That was a key argument advanced in a friend of the court brief filed by U.S. Department of Labor (DoL) Secretary Hilda L. Solis urging an Illinois federal judge to throw out a former plan trustee’s arguments that the legal time limit could be triggered instead when a fiduciary not directly involved in the suit finds out about potential ERISA wrongdoing.

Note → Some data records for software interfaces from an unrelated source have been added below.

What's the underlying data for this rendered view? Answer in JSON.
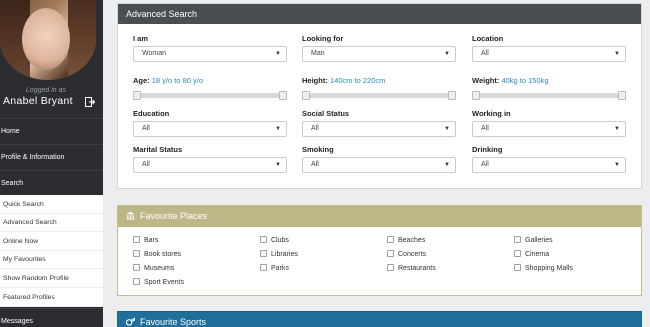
{
  "sidebar": {
    "logged_in": "Logged in as",
    "username": "Anabel Bryant",
    "nav": {
      "home": "Home",
      "profile": "Profile & Information",
      "search": "Search",
      "messages": "Messages"
    },
    "sub_items": [
      "Quick Search",
      "Advanced Search",
      "Online Now",
      "My Favourites",
      "Show Random Profile",
      "Featured Profiles"
    ]
  },
  "advanced_search": {
    "title": "Advanced Search",
    "i_am": {
      "label": "I am",
      "value": "Woman"
    },
    "looking_for": {
      "label": "Looking for",
      "value": "Man"
    },
    "location": {
      "label": "Location",
      "value": "All"
    },
    "age": {
      "label": "Age:",
      "range": "18 y/o to 80 y/o"
    },
    "height": {
      "label": "Height:",
      "range": "140cm to 220cm"
    },
    "weight": {
      "label": "Weight:",
      "range": "40kg to 150kg"
    },
    "education": {
      "label": "Education",
      "value": "All"
    },
    "social_status": {
      "label": "Social Status",
      "value": "All"
    },
    "working_in": {
      "label": "Working in",
      "value": "All"
    },
    "marital_status": {
      "label": "Marital Status",
      "value": "All"
    },
    "smoking": {
      "label": "Smoking",
      "value": "All"
    },
    "drinking": {
      "label": "Drinking",
      "value": "All"
    }
  },
  "favourite_places": {
    "title": "Favourite Places",
    "items": [
      "Bars",
      "Clubs",
      "Beaches",
      "Galleries",
      "Book stores",
      "Libraries",
      "Concerts",
      "Cinema",
      "Museums",
      "Parks",
      "Restaurants",
      "Shopping Malls",
      "Sport Events"
    ]
  },
  "favourite_sports": {
    "title": "Favourite Sports"
  },
  "colors": {
    "sidebar": "#2b2d30",
    "adv_header": "#4a4d52",
    "places_header": "#bdb686",
    "sports_header": "#1f6f9a",
    "accent": "#2a8ab8"
  }
}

Greatbanc Trust Co, of Lisle, Illinois, had argued in its request that the ERISA breach suit against it be thrown out because it was filed after the legal time limit. Greatbanc asserted that a non-party trustee for the Antioch Company Employee Stock Ownership Plan (ESOP) knew about the alleged breaches more than 36 months before the suit filing. Legally, Greatbanc contended, that knowledge could be carried over to the plaintiffs, which would make the case initiation too late and justify its dismissal.
“Because the three-year period requires that ‘the plaintiff’—not ‘the plan’ or some person other than the party actually bringing the case—had the triggering ‘actual knowledge,’ a plaintiff cannot be charged with sleeping on claims that he never knew he had,” DoL lawyers wrote in the brief. “Accordingly, (ERISA) does not senselessly start the clock ticking based on the state of mind of a plan fiduciary who failed to pursue the claim or even to alert the innocent plan participant to its existence.”
Four ESOP participants and the plan’s current trustee Evolve Bank & Trust filed the suit concerning a dispute over a complicated Antioch corporate refinancing involving a company stock buyback that court papers indicate eventually left the firm in bankruptcy and the ESOP worthless. The suit claims the company fiduciaries and Greatbanc grossly mishandled the refinancing in ways that constituted ERISA fiduciary breaches.
The case is Fish v. Greatbanc Trust Co., N.D. Ill., No. 09 CV 1668. The DoL brief is here.